Myth– Not eating enough will cause me not to burn fat or lose weight. Over the years this idea has been put forth, usually by companies trying to sell you something.

The truth is when we say not eating enough that’s exactly what it means. You’re not eating enough which means that your body will use its reserves and possibly some muscle tissue to maintain life. There’s no way around this. You can’t violate the law of physics which tell us that you need a certain number of calories per day to maintain your current body mass.

A calorie is not an object rather it’s a measure of heat. When you consume food it’s either converted into body mass, burned as energy or stored as body fat depending on your total intake versus your caloric expense over time.

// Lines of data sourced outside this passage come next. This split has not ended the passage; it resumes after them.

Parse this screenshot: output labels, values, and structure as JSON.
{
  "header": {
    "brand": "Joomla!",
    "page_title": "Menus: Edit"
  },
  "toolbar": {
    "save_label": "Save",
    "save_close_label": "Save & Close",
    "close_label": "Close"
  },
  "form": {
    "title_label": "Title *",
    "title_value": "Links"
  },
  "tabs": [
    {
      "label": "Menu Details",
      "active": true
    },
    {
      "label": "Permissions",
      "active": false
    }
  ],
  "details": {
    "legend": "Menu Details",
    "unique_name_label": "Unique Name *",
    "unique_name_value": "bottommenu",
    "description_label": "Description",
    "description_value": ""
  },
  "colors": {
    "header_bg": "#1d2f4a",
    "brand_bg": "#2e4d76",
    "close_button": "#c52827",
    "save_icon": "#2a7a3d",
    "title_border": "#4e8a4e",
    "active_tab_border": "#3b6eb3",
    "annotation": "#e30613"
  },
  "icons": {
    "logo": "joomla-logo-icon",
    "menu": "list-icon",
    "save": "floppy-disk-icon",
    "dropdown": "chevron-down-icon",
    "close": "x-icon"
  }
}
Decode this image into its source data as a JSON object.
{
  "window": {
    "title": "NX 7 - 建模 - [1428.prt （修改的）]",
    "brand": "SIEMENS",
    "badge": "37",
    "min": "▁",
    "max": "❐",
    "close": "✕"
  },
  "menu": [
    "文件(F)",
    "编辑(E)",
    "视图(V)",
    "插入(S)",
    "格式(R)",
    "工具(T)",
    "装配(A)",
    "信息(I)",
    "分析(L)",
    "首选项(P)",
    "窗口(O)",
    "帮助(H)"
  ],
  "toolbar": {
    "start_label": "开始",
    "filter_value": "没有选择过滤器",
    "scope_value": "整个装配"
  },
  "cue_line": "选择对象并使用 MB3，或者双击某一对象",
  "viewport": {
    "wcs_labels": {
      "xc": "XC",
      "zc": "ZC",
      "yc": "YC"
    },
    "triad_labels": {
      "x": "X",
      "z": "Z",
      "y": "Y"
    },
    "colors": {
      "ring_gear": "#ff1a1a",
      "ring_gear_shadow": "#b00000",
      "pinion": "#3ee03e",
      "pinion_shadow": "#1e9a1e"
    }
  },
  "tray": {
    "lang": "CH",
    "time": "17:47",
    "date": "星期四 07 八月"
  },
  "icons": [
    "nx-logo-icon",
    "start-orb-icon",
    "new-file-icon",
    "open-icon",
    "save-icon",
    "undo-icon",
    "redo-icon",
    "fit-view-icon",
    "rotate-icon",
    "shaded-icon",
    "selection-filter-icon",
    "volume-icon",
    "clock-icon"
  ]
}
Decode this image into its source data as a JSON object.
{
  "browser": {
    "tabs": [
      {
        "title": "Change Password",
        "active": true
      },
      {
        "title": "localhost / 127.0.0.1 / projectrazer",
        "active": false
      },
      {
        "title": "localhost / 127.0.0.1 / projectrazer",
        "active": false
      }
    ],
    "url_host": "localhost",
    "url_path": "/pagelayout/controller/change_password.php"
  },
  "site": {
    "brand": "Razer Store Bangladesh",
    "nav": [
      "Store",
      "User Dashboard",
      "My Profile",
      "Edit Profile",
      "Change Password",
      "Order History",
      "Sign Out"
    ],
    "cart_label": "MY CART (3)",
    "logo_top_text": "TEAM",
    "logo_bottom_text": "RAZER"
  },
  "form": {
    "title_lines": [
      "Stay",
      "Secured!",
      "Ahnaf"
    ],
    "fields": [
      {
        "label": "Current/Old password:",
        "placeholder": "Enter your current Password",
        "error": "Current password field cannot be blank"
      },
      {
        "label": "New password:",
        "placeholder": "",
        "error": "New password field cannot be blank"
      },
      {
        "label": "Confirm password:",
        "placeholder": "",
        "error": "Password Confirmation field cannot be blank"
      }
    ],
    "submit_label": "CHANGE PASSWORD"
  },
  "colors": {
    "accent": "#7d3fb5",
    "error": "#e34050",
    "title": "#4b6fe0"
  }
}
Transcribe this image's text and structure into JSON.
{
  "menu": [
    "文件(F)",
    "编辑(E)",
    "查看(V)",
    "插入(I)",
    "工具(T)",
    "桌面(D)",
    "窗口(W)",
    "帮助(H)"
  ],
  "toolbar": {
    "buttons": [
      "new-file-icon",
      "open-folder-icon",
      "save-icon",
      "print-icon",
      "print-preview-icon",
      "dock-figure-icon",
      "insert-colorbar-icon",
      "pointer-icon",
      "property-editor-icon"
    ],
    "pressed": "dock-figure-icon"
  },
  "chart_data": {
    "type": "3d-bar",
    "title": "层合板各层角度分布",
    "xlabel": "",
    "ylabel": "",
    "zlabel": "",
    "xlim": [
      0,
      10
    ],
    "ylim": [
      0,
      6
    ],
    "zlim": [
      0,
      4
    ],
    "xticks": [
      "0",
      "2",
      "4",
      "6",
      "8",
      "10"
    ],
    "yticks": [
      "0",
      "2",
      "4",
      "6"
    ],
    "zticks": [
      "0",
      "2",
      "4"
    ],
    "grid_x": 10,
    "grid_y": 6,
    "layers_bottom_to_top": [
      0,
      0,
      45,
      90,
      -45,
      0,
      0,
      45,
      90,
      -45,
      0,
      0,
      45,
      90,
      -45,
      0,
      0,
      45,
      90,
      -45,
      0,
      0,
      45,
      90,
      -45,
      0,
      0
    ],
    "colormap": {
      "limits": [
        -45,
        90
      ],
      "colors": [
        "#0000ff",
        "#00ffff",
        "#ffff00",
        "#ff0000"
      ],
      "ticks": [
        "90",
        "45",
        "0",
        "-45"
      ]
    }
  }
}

Here is the truth. Your body does make some metabolic adjustment to starvation. When you consume less calories than you need for maintenance, your body perceives that you are in starvation and responds by slowing metabolism. However, it can only slow metabolism by about 10% at the most.
Here’s an example: Let’s say your body needs 2000 cal a day to maintain its current mass. It doesn’t matter whether you eat 1900 or 100 cal per day, your body will senses starvation mode because both values are under 2000 cal. If your body reacts by adjusting metabolism by 10% this means your body needs about 1850 cal a day now to maintain its current mass.

Continuing, let’s say that you’re actually on a 1000 cal per day diet. Your body needs 1850 cal, your eating 1000, so there’s an 850 cal difference. It takes 3500 cal to constitute 1 pound of fat loss. So, it would take you approximately 4 days to lose 1 pound of fat (4×850 equals about 3500 cal).

Diet myths generally originate from the same sources as literary myths do; meaning there is usually some basis in truth which is stretched or altered to fit a given situation or to sell a given product.